━━━━━ Exercise material ━━━━━

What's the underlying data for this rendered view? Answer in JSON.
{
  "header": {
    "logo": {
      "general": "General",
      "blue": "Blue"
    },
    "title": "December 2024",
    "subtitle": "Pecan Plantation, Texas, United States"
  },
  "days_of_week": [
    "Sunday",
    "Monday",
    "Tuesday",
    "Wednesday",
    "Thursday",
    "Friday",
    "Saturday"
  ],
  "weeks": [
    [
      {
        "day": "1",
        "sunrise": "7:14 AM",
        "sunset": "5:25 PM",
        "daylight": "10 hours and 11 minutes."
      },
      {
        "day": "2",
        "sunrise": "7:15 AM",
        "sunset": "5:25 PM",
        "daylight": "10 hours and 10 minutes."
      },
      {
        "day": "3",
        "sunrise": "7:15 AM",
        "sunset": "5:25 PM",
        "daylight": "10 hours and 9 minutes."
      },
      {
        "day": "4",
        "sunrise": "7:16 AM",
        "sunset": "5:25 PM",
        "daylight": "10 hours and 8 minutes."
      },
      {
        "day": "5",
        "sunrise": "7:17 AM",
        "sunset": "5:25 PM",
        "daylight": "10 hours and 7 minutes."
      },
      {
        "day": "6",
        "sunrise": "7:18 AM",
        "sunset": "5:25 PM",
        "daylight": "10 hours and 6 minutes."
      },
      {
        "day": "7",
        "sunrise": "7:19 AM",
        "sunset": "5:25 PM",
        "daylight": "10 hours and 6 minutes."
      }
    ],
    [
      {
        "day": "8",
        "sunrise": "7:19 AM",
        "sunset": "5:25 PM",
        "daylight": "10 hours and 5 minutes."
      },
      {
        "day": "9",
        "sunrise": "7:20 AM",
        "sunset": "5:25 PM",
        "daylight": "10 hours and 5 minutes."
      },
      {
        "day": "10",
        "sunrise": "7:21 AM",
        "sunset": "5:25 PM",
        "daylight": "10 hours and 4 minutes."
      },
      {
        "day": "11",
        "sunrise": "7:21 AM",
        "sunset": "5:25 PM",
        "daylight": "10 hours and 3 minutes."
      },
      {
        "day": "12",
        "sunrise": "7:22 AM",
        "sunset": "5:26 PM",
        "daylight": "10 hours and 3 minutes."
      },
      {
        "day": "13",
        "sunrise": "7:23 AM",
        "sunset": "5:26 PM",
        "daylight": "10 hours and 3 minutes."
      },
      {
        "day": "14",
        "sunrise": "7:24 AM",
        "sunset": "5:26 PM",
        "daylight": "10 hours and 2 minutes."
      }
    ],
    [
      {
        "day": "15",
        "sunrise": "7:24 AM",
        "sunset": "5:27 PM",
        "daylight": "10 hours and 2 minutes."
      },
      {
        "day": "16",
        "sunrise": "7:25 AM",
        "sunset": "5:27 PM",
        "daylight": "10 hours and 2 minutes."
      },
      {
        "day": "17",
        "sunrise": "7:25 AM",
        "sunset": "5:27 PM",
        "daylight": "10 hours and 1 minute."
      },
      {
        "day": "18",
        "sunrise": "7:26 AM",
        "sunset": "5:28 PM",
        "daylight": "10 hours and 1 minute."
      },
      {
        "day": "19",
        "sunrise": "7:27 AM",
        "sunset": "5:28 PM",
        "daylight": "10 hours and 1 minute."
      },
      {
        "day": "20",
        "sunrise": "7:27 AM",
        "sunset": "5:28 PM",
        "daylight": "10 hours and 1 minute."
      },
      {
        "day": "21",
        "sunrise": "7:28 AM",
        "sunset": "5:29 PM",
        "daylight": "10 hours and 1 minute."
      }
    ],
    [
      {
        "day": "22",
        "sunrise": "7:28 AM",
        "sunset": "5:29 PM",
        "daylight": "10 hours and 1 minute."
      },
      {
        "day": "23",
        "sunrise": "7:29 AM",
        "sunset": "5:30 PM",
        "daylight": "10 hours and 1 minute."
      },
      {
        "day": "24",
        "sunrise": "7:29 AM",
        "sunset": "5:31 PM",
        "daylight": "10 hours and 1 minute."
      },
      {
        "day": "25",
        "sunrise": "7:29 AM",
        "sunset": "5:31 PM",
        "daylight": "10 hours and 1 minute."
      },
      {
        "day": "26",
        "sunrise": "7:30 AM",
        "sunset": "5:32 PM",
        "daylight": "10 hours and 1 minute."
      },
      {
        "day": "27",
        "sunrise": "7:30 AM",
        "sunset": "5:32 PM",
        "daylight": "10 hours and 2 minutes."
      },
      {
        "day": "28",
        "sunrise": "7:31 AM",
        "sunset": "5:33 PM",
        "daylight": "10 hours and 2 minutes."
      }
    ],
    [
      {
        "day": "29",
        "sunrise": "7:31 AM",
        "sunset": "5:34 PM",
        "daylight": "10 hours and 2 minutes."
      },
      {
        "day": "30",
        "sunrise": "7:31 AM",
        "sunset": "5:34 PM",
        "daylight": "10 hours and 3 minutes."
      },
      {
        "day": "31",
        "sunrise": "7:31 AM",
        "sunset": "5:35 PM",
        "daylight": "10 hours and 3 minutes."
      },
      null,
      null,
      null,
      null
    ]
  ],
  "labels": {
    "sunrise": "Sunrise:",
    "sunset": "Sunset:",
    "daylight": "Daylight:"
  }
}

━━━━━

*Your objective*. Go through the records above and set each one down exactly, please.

*Answer to this problem*.
What's the underlying data for this rendered view? Answer in JSON.
{
  "header": {
    "logo": {
      "general": "General",
      "blue": "Blue"
    },
    "title": "December 2024",
    "subtitle": "Pecan Plantation, Texas, United States"
  },
  "days_of_week": [
    "Sunday",
    "Monday",
    "Tuesday",
    "Wednesday",
    "Thursday",
    "Friday",
    "Saturday"
  ],
  "weeks": [
    [
      {
        "day": "1",
        "sunrise": "7:14 AM",
        "sunset": "5:25 PM",
        "daylight": "10 hours and 11 minutes."
      },
      {
        "day": "2",
        "sunrise": "7:15 AM",
        "sunset": "5:25 PM",
        "daylight": "10 hours and 10 minutes."
      },
      {
        "day": "3",
        "sunrise": "7:15 AM",
        "sunset": "5:25 PM",
        "daylight": "10 hours and 9 minutes."
      },
      {
        "day": "4",
        "sunrise": "7:16 AM",
        "sunset": "5:25 PM",
        "daylight": "10 hours and 8 minutes."
      },
      {
        "day": "5",
        "sunrise": "7:17 AM",
        "sunset": "5:25 PM",
        "daylight": "10 hours and 7 minutes."
      },
      {
        "day": "6",
        "sunrise": "7:18 AM",
        "sunset": "5:25 PM",
        "daylight": "10 hours and 6 minutes."
      },
      {
        "day": "7",
        "sunrise": "7:19 AM",
        "sunset": "5:25 PM",
        "daylight": "10 hours and 6 minutes."
      }
    ],
    [
      {
        "day": "8",
        "sunrise": "7:19 AM",
        "sunset": "5:25 PM",
        "daylight": "10 hours and 5 minutes."
      },
      {
        "day": "9",
        "sunrise": "7:20 AM",
        "sunset": "5:25 PM",
        "daylight": "10 hours and 5 minutes."
      },
      {
        "day": "10",
        "sunrise": "7:21 AM",
        "sunset": "5:25 PM",
        "daylight": "10 hours and 4 minutes."
      },
      {
        "day": "11",
        "sunrise": "7:21 AM",
        "sunset": "5:25 PM",
        "daylight": "10 hours and 3 minutes."
      },
      {
        "day": "12",
        "sunrise": "7:22 AM",
        "sunset": "5:26 PM",
        "daylight": "10 hours and 3 minutes."
      },
      {
        "day": "13",
        "sunrise": "7:23 AM",
        "sunset": "5:26 PM",
        "daylight": "10 hours and 3 minutes."
      },
      {
        "day": "14",
        "sunrise": "7:24 AM",
        "sunset": "5:26 PM",
        "daylight": "10 hours and 2 minutes."
      }
    ],
    [
      {
        "day": "15",
        "sunrise": "7:24 AM",
        "sunset": "5:27 PM",
        "daylight": "10 hours and 2 minutes."
      },
      {
        "day": "16",
        "sunrise": "7:25 AM",
        "sunset": "5:27 PM",
        "daylight": "10 hours and 2 minutes."
      },
      {
        "day": "17",
        "sunrise": "7:25 AM",
        "sunset": "5:27 PM",
        "daylight": "10 hours and 1 minute."
      },
      {
        "day": "18",
        "sunrise": "7:26 AM",
        "sunset": "5:28 PM",
        "daylight": "10 hours and 1 minute."
      },
      {
        "day": "19",
        "sunrise": "7:27 AM",
        "sunset": "5:28 PM",
        "daylight": "10 hours and 1 minute."
      },
      {
        "day": "20",
        "sunrise": "7:27 AM",
        "sunset": "5:28 PM",
        "daylight": "10 hours and 1 minute."
      },
      {
        "day": "21",
        "sunrise": "7:28 AM",
        "sunset": "5:29 PM",
        "daylight": "10 hours and 1 minute."
      }
    ],
    [
      {
        "day": "22",
        "sunrise": "7:28 AM",
        "sunset": "5:29 PM",
        "daylight": "10 hours and 1 minute."
      },
      {
        "day": "23",
        "sunrise": "7:29 AM",
        "sunset": "5:30 PM",
        "daylight": "10 hours and 1 minute."
      },
      {
        "day": "24",
        "sunrise": "7:29 AM",
        "sunset": "5:31 PM",
        "daylight": "10 hours and 1 minute."
      },
      {
        "day": "25",
        "sunrise": "7:29 AM",
        "sunset": "5:31 PM",
        "daylight": "10 hours and 1 minute."
      },
      {
        "day": "26",
        "sunrise": "7:30 AM",
        "sunset": "5:32 PM",
        "daylight": "10 hours and 1 minute."
      },
      {
        "day": "27",
        "sunrise": "7:30 AM",
        "sunset": "5:32 PM",
        "daylight": "10 hours and 2 minutes."
      },
      {
        "day": "28",
        "sunrise": "7:31 AM",
        "sunset": "5:33 PM",
        "daylight": "10 hours and 2 minutes."
      }
    ],
    [
      {
        "day": "29",
        "sunrise": "7:31 AM",
        "sunset": "5:34 PM",
        "daylight": "10 hours and 2 minutes."
      },
      {
        "day": "30",
        "sunrise": "7:31 AM",
        "sunset": "5:34 PM",
        "daylight": "10 hours and 3 minutes."
      },
      {
        "day": "31",
        "sunrise": "7:31 AM",
        "sunset": "5:35 PM",
        "daylight": "10 hours and 3 minutes."
      },
      null,
      null,
      null,
      null
    ]
  ],
  "labels": {
    "sunrise": "Sunrise:",
    "sunset": "Sunset:",
    "daylight": "Daylight:"
  }
}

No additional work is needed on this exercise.